Dataset rows describing interfaces =>
---
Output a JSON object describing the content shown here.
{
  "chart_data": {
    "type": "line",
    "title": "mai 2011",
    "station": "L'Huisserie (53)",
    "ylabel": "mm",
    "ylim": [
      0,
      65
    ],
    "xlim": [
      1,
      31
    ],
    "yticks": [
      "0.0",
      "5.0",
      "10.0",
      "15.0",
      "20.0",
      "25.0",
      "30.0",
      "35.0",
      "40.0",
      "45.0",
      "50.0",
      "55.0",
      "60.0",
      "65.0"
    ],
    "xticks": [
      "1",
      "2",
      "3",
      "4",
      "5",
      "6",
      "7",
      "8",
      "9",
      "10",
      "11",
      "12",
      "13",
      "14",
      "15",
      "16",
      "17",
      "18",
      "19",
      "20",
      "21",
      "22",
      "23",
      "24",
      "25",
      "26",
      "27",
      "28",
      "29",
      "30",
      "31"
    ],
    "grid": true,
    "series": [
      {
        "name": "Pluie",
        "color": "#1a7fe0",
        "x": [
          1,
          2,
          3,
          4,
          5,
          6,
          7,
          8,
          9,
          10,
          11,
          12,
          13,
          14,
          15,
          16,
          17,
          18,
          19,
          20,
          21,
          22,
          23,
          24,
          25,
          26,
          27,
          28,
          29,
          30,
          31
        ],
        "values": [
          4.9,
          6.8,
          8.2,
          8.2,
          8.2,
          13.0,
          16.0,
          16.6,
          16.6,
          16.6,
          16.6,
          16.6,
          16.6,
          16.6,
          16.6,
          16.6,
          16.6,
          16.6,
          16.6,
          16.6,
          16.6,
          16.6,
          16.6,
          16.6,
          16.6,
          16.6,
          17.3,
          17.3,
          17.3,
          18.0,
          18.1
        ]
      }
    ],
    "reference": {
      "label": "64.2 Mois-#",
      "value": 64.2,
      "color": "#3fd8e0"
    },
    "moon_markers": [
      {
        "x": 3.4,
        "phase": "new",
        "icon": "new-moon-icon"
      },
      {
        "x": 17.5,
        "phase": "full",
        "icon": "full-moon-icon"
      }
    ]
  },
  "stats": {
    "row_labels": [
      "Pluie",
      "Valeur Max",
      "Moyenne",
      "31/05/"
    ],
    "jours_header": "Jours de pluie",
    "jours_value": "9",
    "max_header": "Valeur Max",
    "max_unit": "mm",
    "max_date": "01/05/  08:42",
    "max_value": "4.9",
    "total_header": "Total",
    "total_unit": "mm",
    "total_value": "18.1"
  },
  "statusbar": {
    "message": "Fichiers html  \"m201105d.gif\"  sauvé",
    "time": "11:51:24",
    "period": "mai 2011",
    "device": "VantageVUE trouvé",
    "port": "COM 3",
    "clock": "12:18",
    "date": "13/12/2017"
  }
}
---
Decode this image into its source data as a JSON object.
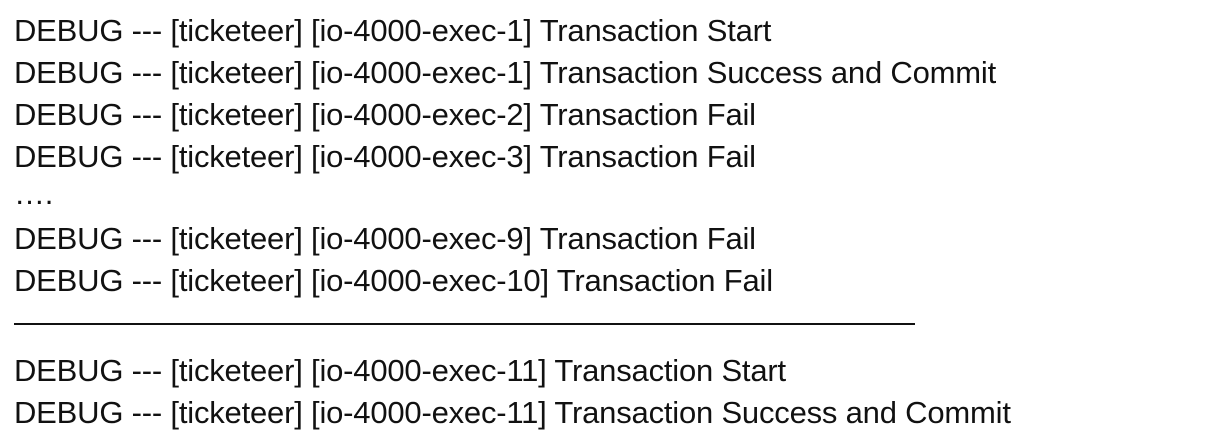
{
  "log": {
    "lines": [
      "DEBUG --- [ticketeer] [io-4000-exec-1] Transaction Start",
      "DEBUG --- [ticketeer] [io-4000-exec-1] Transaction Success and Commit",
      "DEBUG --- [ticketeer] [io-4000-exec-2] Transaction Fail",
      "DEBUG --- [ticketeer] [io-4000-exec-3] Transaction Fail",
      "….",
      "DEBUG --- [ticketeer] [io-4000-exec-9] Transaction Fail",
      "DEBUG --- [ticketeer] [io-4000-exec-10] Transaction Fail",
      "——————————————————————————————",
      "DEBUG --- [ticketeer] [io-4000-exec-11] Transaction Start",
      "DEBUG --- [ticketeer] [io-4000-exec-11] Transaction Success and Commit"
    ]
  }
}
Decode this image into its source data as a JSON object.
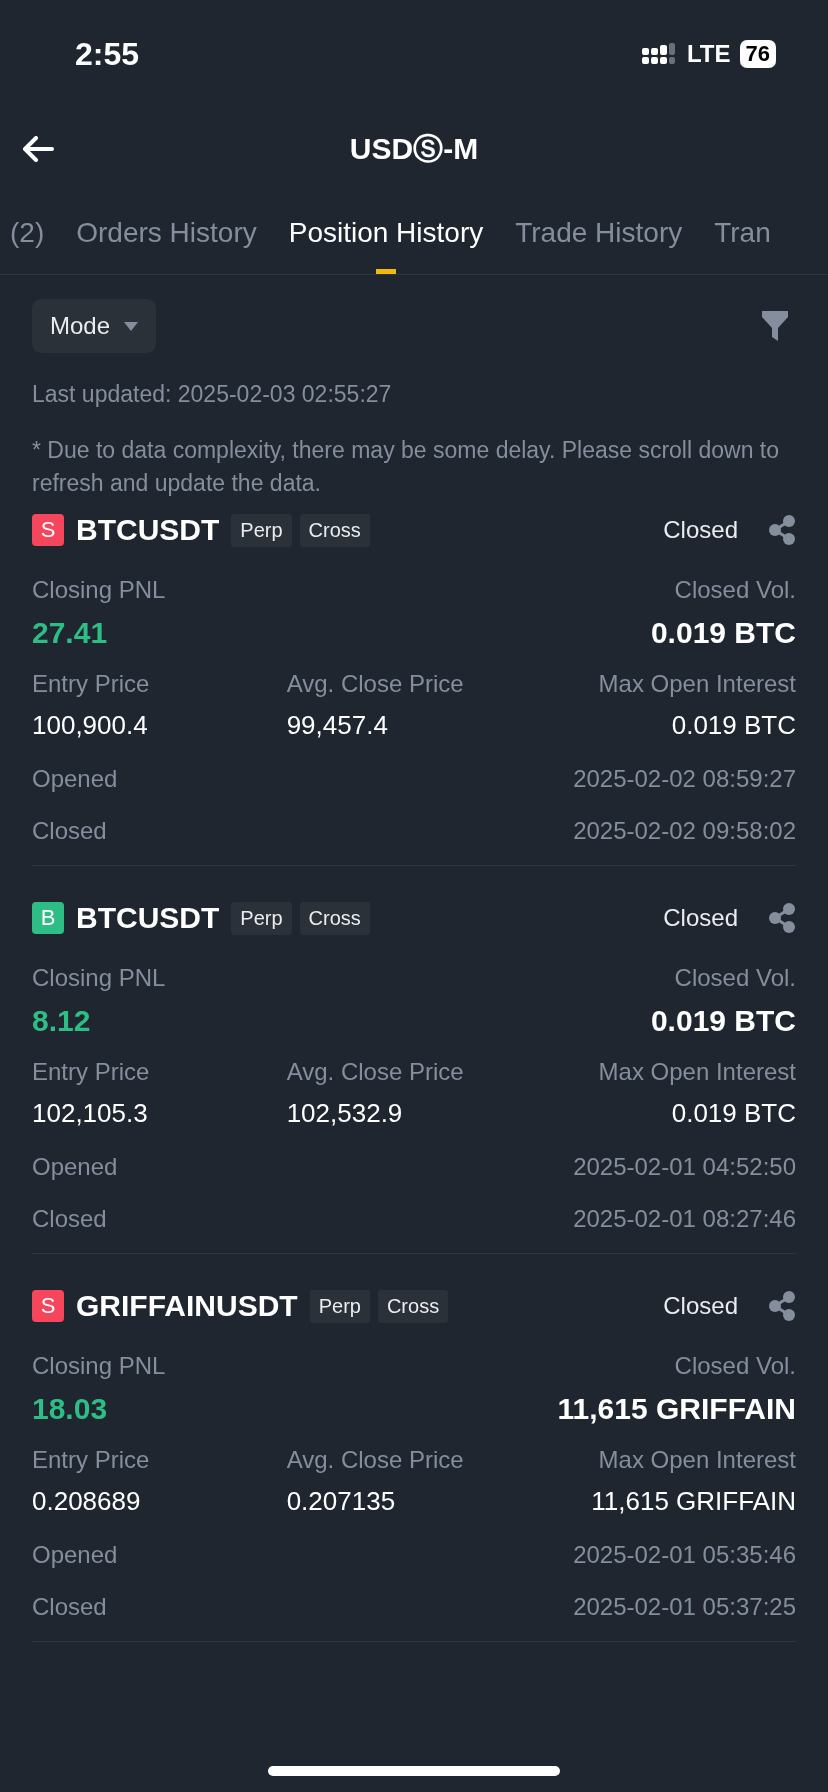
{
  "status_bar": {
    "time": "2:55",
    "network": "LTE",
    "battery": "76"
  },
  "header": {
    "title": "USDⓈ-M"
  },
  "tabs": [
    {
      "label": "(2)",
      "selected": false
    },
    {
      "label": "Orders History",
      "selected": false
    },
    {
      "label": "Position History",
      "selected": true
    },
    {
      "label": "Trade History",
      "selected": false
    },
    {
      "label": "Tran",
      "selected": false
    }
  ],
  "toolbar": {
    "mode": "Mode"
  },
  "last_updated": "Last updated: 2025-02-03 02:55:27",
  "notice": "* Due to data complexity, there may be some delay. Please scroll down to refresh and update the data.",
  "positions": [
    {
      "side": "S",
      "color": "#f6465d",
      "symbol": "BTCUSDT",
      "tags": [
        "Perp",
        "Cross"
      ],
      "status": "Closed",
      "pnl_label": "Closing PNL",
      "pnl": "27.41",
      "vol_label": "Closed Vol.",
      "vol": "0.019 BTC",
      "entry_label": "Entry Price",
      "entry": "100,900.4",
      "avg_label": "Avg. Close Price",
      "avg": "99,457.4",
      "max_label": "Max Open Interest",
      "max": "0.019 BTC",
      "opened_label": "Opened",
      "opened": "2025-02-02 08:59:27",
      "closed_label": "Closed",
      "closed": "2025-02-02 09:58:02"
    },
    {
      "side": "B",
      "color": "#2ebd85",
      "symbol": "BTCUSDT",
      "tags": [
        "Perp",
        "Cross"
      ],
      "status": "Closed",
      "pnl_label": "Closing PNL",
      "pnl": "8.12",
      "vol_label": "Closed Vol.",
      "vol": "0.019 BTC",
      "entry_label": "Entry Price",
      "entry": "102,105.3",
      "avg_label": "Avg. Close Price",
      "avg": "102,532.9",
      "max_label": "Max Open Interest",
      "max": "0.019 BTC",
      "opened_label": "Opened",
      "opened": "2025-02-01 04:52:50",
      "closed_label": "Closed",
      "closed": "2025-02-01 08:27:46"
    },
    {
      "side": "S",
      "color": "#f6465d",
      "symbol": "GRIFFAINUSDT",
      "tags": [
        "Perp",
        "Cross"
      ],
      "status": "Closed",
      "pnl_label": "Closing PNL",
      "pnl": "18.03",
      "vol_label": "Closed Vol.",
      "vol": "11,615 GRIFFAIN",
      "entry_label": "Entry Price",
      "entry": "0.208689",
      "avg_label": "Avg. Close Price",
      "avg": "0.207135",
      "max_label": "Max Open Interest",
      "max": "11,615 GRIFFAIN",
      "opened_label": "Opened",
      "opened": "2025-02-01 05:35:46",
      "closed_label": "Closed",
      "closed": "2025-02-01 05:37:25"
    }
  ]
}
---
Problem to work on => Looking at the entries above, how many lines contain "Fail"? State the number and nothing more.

Exercise output => 4